Asbestos: Where Does It Come From?

Asbestos is used to refer to six naturally occurring silicate minerals, and they’re composed of thin, fibrous crystals. According to, exposure is linked to “several cancers and diseases, including mesothelioma and asbestosis.”

“Although asbestos strengthens and fireproofs materials, it is banned in many countries. Asbestos is not banned in the United States,” it said, adding, “Pure asbestos is an effective insulator, and it can be used in cloth, paper, cement, plastic and other materials to make them stronger. But when someone inhales or ingests asbestos dust, the mineral fibers can become forever trapped in their body.”
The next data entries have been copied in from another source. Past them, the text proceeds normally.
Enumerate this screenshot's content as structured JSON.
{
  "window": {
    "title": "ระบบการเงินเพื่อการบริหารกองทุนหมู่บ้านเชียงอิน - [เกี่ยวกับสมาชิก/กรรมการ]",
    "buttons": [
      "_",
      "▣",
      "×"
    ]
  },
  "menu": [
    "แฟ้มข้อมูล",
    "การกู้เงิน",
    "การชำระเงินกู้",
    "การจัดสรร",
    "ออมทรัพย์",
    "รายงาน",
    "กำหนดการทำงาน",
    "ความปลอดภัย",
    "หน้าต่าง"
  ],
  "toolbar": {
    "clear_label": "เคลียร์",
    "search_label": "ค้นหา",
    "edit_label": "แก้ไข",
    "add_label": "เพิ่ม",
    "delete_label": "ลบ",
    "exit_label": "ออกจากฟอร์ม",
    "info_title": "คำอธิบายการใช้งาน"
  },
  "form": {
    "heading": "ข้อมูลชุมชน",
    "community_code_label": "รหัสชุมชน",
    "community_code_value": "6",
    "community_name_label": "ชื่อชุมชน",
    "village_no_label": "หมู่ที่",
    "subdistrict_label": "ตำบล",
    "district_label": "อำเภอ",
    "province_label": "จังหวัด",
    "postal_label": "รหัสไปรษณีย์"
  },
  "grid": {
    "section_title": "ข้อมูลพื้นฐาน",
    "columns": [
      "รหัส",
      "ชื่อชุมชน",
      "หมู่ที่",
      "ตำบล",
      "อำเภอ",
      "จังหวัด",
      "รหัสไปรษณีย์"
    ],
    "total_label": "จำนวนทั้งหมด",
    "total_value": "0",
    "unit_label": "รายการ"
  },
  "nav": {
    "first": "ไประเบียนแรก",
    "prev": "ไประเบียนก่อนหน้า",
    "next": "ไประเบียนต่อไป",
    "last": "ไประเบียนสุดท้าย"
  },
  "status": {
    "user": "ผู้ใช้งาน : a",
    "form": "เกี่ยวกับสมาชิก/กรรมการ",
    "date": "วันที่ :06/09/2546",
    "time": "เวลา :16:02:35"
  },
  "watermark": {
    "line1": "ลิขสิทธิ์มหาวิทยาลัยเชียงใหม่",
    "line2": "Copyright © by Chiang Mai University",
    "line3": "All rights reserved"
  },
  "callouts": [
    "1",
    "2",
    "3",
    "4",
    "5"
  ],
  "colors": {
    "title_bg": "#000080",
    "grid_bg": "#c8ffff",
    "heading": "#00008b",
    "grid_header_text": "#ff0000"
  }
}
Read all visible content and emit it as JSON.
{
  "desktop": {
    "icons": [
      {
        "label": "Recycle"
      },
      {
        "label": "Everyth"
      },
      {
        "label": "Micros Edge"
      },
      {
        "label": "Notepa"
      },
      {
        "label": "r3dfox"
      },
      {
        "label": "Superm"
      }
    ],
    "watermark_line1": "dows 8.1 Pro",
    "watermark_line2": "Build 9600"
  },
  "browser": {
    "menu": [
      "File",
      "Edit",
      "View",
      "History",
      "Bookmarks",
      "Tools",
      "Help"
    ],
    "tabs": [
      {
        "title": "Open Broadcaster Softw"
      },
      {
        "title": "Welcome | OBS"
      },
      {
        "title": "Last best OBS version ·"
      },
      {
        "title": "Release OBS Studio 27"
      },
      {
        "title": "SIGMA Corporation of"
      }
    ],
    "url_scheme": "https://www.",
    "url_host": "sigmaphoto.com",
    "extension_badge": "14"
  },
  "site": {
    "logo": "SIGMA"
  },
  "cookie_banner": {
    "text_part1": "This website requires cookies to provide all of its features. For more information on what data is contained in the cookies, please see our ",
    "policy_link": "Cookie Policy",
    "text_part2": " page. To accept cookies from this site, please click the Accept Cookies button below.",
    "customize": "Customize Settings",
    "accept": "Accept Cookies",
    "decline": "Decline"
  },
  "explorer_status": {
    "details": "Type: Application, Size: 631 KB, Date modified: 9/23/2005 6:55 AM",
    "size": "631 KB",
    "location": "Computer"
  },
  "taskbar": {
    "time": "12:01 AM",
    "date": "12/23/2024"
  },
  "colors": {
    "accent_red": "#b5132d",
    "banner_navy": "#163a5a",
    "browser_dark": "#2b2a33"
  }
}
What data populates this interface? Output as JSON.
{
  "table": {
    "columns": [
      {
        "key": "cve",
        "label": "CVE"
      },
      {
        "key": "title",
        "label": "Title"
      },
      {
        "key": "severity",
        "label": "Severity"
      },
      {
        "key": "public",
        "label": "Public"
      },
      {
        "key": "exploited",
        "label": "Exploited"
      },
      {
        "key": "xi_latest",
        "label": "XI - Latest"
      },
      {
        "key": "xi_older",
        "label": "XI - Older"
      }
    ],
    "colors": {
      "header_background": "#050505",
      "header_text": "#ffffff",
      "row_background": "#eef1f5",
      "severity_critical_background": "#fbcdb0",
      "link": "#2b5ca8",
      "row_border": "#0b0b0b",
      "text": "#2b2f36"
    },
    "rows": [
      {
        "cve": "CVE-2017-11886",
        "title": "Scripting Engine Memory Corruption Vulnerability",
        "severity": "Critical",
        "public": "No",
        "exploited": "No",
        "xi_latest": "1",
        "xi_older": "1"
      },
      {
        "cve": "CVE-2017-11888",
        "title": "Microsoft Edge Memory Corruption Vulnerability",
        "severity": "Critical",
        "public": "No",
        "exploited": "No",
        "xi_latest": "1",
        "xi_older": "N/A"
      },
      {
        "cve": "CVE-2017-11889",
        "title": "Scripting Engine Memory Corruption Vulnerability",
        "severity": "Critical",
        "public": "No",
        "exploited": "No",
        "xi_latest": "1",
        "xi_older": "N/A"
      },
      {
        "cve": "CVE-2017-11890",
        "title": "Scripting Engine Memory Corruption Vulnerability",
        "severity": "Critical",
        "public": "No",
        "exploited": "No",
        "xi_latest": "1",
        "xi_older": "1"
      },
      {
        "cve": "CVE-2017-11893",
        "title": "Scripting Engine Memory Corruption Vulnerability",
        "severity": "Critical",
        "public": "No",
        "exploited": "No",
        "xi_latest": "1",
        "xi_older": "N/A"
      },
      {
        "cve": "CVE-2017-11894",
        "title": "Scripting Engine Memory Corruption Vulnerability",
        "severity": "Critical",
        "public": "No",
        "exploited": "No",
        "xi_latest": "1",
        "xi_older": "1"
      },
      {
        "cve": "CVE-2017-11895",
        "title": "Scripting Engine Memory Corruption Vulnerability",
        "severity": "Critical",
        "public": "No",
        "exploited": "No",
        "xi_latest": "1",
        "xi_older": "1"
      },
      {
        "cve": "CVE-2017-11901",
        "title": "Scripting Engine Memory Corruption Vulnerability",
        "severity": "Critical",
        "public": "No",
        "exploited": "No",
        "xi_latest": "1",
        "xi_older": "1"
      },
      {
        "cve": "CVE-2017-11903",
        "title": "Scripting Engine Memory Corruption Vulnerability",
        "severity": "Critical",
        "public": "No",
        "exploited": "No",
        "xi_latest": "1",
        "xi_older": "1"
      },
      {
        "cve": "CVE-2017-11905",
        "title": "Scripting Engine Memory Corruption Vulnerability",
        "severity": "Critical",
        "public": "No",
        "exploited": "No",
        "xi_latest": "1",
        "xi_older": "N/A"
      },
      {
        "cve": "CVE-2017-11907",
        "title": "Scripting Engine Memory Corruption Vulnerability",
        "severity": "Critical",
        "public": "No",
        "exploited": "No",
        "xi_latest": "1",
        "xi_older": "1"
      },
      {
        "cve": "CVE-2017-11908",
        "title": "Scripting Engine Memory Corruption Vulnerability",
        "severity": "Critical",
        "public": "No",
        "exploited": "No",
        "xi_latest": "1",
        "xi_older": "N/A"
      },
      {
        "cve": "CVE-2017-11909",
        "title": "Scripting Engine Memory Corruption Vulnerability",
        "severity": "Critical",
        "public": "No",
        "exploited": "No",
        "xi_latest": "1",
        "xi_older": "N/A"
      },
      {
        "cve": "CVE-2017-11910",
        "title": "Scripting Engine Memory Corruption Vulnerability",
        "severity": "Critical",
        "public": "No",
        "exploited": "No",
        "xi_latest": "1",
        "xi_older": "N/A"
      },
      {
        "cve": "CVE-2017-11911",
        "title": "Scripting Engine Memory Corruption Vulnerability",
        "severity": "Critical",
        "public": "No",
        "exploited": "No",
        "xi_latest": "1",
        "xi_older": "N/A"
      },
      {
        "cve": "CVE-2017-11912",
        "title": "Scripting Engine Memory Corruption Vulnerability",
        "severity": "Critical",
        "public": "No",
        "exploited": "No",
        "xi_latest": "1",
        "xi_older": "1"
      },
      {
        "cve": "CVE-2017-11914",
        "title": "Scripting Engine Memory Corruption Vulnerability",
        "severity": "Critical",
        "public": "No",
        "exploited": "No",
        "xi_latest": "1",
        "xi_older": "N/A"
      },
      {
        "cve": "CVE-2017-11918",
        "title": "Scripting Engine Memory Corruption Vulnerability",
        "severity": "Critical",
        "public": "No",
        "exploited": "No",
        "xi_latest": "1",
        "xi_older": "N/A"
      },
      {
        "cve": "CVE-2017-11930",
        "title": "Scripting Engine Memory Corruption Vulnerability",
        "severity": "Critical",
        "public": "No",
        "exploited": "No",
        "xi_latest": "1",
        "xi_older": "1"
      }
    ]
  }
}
The primary exporters of asbestos are China, Russia, and Kazakhstan, the website says.

In June, the FDA issued a recall on June 6 for the Beauty Plus Global Contour Effects Palette 2 and Claire’s JoJo Siwa Makeup Set.

“Beauty Plus Global Contour Effects Palette 2, Batch No. S1603002/PD-C1179; Claire’s JoJo Siwa Makeup Set, SKU #888711136337, Batch/Lot No. S180109 because they tested positive for asbestos. Last week both Beauty Plus and Claire’s recalled their respective products, and consumers who have these batches/Lots of Claire’s or Beauty Plus products should stop using them,” the FDA wrote.